For each line below, check for the word "Telegram", then state how many lines contain it, with no other output.

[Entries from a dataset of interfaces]
.....

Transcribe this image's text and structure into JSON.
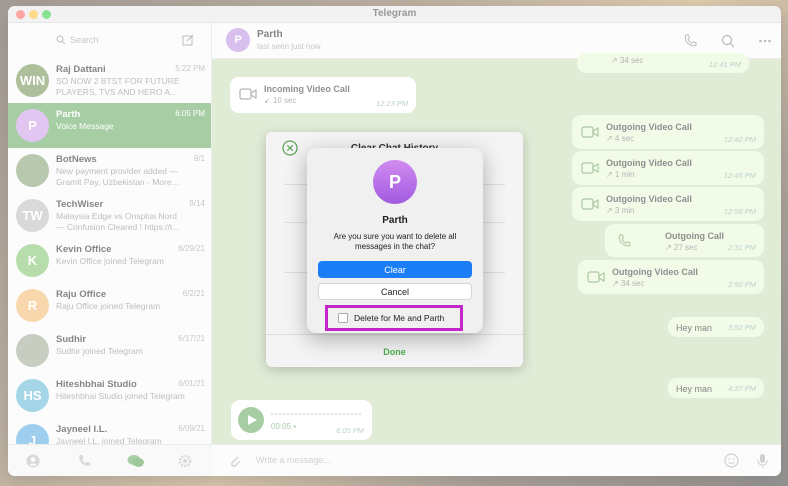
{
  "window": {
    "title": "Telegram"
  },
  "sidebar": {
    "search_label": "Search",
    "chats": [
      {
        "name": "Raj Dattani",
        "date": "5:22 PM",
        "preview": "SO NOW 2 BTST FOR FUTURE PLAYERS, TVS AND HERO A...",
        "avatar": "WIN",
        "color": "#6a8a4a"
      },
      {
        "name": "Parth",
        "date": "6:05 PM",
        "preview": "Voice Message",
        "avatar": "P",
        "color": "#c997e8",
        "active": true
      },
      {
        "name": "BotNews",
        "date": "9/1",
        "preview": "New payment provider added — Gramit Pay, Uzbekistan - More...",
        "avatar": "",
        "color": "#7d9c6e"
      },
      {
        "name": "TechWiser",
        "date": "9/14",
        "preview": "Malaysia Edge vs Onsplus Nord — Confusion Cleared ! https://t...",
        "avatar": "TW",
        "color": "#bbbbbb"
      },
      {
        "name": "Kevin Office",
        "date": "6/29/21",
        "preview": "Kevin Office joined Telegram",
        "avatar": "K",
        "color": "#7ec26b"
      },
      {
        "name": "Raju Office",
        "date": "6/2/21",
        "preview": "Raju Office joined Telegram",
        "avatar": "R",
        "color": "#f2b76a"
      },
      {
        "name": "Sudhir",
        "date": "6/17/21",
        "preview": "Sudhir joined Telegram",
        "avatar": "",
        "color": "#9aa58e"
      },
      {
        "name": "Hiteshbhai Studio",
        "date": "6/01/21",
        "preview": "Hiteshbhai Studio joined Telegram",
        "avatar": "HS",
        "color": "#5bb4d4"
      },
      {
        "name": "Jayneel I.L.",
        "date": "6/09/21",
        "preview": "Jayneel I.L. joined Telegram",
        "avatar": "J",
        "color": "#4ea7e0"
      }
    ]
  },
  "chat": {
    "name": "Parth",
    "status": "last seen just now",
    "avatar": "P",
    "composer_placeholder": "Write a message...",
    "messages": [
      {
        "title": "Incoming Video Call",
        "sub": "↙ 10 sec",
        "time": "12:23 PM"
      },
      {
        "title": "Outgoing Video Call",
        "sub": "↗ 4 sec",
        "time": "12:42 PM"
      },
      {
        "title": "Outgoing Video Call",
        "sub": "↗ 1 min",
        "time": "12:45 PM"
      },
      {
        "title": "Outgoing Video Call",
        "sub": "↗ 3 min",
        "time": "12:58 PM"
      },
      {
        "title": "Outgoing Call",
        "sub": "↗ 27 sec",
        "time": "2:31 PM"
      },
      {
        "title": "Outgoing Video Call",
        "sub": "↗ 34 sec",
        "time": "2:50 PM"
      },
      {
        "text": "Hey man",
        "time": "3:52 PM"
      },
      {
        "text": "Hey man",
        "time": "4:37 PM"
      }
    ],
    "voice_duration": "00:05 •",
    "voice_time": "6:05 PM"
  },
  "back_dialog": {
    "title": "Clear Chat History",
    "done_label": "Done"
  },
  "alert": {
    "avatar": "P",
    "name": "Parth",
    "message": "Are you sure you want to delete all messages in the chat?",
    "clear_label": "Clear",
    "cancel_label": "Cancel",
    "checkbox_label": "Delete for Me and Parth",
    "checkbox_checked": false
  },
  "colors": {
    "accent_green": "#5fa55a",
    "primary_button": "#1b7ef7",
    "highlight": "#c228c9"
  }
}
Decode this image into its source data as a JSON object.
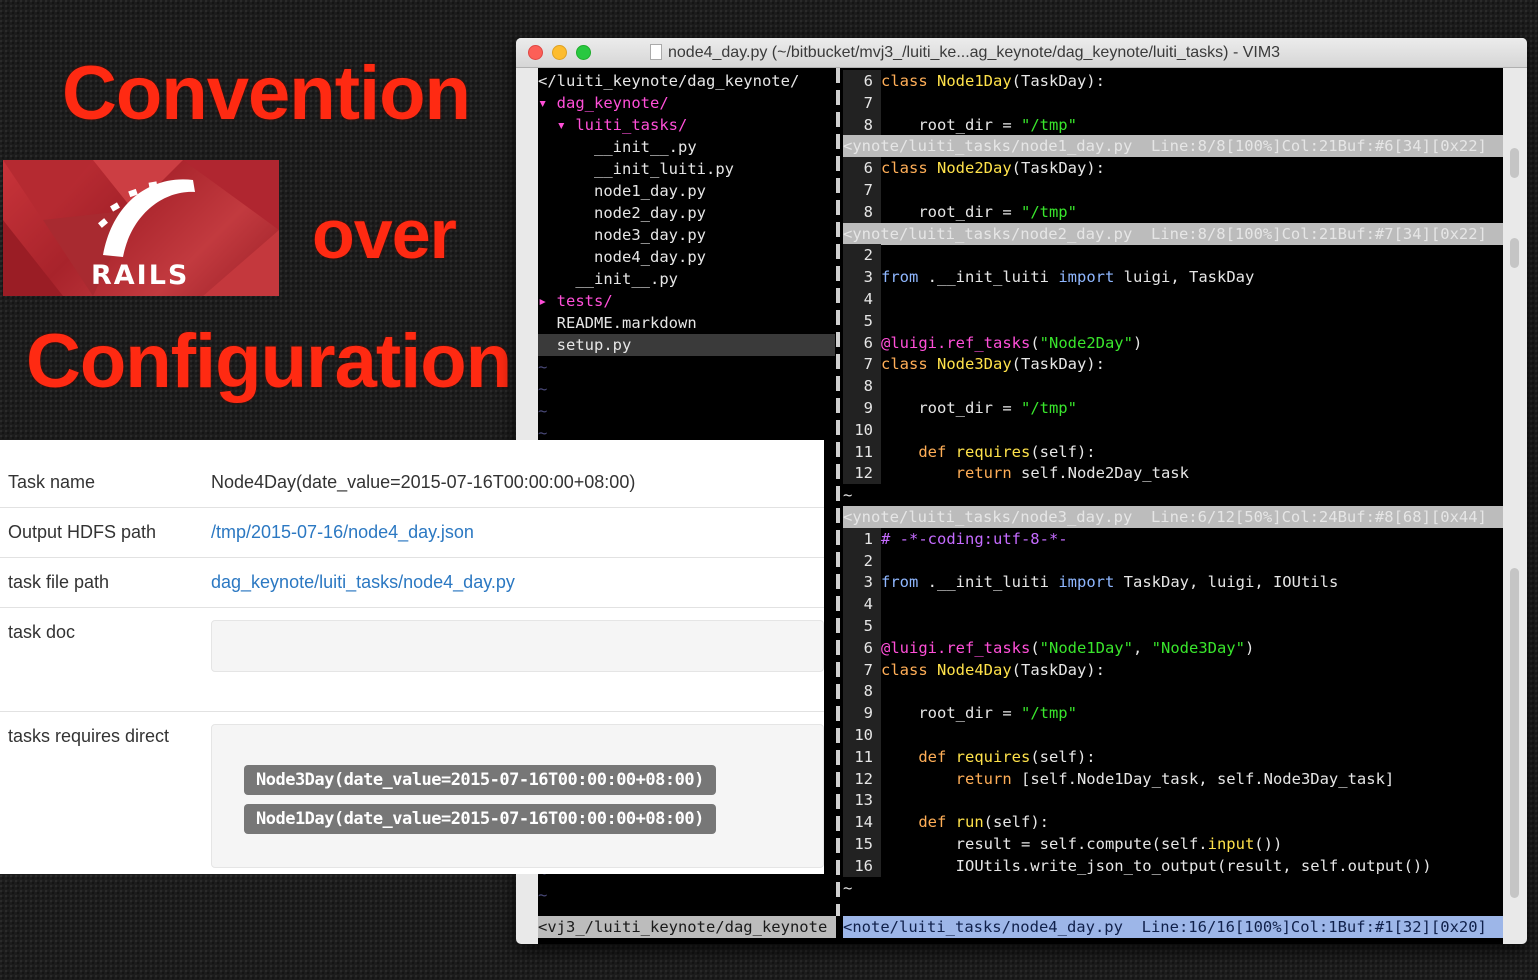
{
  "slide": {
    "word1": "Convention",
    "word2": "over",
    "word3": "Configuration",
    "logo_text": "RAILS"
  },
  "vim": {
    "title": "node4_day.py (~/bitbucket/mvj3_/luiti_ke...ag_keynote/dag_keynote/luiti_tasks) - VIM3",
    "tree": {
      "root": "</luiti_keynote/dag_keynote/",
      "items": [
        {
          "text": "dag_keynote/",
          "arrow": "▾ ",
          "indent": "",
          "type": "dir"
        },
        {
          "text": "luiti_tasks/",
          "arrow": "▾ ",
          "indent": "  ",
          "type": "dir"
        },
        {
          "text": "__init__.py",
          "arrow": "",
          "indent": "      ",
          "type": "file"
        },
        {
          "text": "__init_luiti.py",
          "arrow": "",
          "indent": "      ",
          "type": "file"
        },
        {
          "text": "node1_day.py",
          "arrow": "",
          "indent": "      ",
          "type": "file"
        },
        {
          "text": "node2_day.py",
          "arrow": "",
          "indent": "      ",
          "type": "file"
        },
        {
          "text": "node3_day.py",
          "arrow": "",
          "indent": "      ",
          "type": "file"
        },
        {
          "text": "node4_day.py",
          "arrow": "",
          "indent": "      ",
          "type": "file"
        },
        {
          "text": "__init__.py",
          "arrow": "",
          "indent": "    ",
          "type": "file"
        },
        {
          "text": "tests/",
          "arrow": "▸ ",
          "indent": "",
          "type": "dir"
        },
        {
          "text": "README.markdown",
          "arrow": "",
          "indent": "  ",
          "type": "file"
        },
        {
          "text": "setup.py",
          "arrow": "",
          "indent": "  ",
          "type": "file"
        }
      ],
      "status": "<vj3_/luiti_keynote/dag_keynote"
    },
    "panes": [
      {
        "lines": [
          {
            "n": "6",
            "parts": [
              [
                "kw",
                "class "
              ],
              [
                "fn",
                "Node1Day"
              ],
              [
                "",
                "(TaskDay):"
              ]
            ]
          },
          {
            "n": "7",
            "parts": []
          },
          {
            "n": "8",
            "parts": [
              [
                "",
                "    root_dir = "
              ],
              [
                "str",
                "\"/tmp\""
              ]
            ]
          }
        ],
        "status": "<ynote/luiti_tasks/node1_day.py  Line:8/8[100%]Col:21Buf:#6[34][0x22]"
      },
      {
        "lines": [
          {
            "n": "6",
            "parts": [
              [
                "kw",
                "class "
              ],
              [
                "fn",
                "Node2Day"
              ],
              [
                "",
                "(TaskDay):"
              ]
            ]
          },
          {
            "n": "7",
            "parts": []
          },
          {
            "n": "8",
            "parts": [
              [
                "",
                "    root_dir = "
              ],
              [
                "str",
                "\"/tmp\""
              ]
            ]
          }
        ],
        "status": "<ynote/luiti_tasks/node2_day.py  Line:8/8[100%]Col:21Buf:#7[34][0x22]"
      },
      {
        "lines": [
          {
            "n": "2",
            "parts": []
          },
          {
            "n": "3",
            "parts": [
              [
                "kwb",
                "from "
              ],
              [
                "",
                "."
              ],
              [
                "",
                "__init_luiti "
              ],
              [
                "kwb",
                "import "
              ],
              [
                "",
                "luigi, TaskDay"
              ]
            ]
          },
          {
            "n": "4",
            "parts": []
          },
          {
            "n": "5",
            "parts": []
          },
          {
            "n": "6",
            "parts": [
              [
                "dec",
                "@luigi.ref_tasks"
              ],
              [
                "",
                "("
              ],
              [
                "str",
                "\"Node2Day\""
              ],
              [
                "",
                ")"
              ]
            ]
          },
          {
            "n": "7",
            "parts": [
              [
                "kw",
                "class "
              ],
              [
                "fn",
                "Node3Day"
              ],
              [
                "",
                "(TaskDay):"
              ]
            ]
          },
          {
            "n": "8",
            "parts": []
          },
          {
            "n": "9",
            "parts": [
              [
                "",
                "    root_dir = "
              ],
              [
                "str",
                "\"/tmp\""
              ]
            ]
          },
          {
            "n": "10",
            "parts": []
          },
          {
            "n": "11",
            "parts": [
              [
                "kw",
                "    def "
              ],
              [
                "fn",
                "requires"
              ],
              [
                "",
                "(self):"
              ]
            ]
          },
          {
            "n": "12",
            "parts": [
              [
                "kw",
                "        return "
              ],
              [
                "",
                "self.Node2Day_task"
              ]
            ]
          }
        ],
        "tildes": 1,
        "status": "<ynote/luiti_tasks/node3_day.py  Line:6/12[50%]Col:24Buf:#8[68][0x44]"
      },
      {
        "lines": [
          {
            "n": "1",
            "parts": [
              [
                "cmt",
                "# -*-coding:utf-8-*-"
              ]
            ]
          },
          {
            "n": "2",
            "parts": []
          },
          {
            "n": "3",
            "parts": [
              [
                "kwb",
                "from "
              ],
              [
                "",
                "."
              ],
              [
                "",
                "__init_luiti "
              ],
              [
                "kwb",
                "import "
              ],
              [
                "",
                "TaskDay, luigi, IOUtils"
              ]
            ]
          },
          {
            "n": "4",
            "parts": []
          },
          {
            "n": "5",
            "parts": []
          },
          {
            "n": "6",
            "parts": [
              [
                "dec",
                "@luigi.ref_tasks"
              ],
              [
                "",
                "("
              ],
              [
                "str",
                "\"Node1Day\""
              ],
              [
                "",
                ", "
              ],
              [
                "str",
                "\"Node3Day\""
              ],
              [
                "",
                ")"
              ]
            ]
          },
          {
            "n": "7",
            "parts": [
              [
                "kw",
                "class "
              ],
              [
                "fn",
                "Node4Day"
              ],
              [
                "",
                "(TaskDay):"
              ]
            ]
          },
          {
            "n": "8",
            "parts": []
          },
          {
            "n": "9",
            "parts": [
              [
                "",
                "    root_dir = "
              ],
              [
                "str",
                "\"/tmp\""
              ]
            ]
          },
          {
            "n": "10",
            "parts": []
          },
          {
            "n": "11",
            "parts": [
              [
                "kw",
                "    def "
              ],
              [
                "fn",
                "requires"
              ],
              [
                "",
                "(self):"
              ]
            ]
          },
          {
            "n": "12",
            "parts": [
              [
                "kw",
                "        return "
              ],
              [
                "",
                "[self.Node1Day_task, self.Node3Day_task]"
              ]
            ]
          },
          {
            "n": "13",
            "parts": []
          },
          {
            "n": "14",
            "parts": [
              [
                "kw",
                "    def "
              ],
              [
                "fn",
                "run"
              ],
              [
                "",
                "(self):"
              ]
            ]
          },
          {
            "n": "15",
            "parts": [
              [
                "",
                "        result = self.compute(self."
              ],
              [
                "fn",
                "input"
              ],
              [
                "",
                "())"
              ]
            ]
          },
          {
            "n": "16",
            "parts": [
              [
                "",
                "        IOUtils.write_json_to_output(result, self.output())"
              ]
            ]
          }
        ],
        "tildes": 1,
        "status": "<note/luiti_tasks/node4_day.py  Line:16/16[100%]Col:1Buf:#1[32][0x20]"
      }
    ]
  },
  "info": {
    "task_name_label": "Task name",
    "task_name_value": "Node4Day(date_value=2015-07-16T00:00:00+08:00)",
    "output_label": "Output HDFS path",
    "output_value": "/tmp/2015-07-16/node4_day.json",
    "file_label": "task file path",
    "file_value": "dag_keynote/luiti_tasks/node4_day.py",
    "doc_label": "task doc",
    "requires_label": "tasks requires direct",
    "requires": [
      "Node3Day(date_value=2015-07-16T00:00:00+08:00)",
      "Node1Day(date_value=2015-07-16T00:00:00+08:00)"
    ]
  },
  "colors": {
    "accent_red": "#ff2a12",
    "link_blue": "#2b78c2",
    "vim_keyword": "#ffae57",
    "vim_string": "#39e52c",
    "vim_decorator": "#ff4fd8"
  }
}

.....

*RESULT OF THE EXERCISE:*
6